BEGIN Supplied material

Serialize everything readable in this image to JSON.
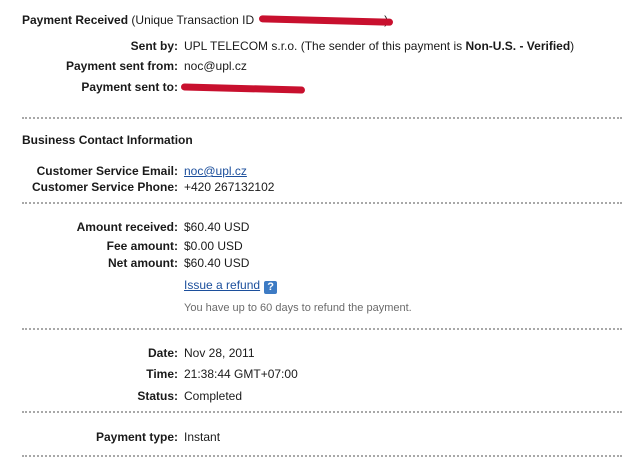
{
  "header": {
    "title": "Payment Received",
    "transaction_prefix": "(Unique Transaction ID",
    "transaction_suffix": ")"
  },
  "sender": {
    "sent_by_label": "Sent by:",
    "sent_by_name": "UPL TELECOM s.r.o.",
    "sent_by_note_prefix": "(The sender of this payment is",
    "sent_by_status": "Non-U.S. - Verified",
    "sent_by_note_suffix": ")",
    "sent_from_label": "Payment sent from:",
    "sent_from_value": "noc@upl.cz",
    "sent_to_label": "Payment sent to:"
  },
  "business": {
    "section_title": "Business Contact Information",
    "email_label": "Customer Service Email:",
    "email_value": "noc@upl.cz",
    "phone_label": "Customer Service Phone:",
    "phone_value": "+420 267132102"
  },
  "amounts": {
    "received_label": "Amount received:",
    "received_value": "$60.40 USD",
    "fee_label": "Fee amount:",
    "fee_value": "$0.00 USD",
    "net_label": "Net amount:",
    "net_value": "$60.40 USD",
    "refund_link": "Issue a refund",
    "help_icon_glyph": "?",
    "refund_note": "You have up to 60 days to refund the payment."
  },
  "details": {
    "date_label": "Date:",
    "date_value": "Nov 28, 2011",
    "time_label": "Time:",
    "time_value": "21:38:44 GMT+07:00",
    "status_label": "Status:",
    "status_value": "Completed"
  },
  "payment_type": {
    "label": "Payment type:",
    "value": "Instant"
  },
  "colors": {
    "link": "#1c4f9c",
    "redaction": "#c8102e",
    "help_icon": "#3d7bc4",
    "separator": "#a8a8a8"
  }
}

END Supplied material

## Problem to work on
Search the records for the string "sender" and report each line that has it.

## Completed exercise
  "sender": {
    "sent_by_note_prefix": "(The sender of this payment is",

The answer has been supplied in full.